In the dim, cloudy distance there was a single point of yellow light. Hawkeye hesitated to change directions. As they all stared at the light before them, two other lights became visible, three lights in a line.
“A sub?” Hawkeye ventured a guess.
“According to the satellite, sonar, and radar, we are technically beneath the cliff,” Natasha replied.
No one spoke, but as they drew closer, more lights became visible in the line, disappearing in both directions.
Suddenly, two shots were fired at them from the direction of the lights! As yet they could see nothing, so Hawkeye slowed their pace. Since they could see nothing clearly, they really could not react.
“There is some sort of magnetic interference with the radar,” Natasha said, perturbed.
“Indeed, a vessel lies ahead,” Thor said, pointing. Out of the green murky water, an underwater vessel loomed suddenly, looking like a mechanical leviathan.
“At this range, they could easily have shot us down,” Thor declared, and Hawkeye agreed.
“Indeed,” Lucinda said, “they meant to signal us.”
They were now within several meters of the ship. It was a sight to behold! Great metal armor scales covered the body, and from out of “gills” on the sides, jet-bursts of bubbles surged at regular intervals, like breathing. Running lights spanned the length of the ship on the side, top and bottom, and great strobe lights like glowing eyes shown out the front.
“Are you sure that is a ship and not a fish?” Natasha said, half in jest.
Ironically, just as she said that, the great iron beast turned with more agility than they would have thought possible, spinning to confront them.
“Oh, shit.” Hawkeye said.

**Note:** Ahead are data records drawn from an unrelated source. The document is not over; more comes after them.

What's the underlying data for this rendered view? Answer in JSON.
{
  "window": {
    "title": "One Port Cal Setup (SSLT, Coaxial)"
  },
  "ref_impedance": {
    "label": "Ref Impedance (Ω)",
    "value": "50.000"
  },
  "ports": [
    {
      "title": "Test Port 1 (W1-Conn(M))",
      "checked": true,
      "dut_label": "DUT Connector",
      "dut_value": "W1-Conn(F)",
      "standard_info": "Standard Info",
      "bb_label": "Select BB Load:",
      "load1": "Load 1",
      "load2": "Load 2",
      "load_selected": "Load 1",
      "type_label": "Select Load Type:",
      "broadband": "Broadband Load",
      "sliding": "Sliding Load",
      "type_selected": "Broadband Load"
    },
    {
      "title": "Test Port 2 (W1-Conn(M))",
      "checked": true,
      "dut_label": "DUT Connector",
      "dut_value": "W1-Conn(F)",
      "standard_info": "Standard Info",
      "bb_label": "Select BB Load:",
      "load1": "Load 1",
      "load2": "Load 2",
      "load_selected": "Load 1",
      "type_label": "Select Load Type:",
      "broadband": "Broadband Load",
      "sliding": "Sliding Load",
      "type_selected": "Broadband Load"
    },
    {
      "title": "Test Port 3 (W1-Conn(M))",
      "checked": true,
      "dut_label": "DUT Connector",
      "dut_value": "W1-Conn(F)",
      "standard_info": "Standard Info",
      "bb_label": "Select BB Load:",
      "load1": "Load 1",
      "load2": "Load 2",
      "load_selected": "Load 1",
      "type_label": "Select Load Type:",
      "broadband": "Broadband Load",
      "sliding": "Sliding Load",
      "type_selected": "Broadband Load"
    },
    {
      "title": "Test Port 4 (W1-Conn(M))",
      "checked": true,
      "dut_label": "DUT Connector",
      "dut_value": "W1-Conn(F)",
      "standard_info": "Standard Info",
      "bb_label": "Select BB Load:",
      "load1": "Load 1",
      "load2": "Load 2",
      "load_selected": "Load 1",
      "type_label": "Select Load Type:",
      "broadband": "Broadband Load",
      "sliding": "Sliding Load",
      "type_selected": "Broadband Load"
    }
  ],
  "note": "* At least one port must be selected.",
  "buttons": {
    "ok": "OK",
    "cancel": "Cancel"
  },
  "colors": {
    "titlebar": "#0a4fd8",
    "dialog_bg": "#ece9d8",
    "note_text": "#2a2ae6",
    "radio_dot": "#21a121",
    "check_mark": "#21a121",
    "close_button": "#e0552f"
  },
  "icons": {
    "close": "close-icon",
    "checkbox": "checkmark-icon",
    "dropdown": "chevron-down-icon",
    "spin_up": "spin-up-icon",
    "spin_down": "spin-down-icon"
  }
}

Before them the “jaws” of the beast opened in a great, dark, cavernous hanger.
Hawkeye spun their ship around and threw all power into the engines, but he was not quick enough. The other ship was making a whirlpool vortex from its open bay pulling their ship in. Realizing it was futile, Hawkeye let up on the power, and within seconds they were inside the beast, and the gates of the hanger clanged shut in front of them. Then all was darkness. They could feel the sway of the ship but could see nothing. Breathless silence reigned in the StingRay and all were braced.
After what seemed an eternity, a loud clang was heard followed by a roaring sound, and green lights came on in the hanger. Soon they realized that the bay was emptying of water.
After another few moments, footsteps were heard and three armored men approached with spears and stopped at attention outside the StingRay.
“Well, I’ll be damned,” Hawkeye said, “I do believe we’ve found Captain Nemo.” Natasha snorted.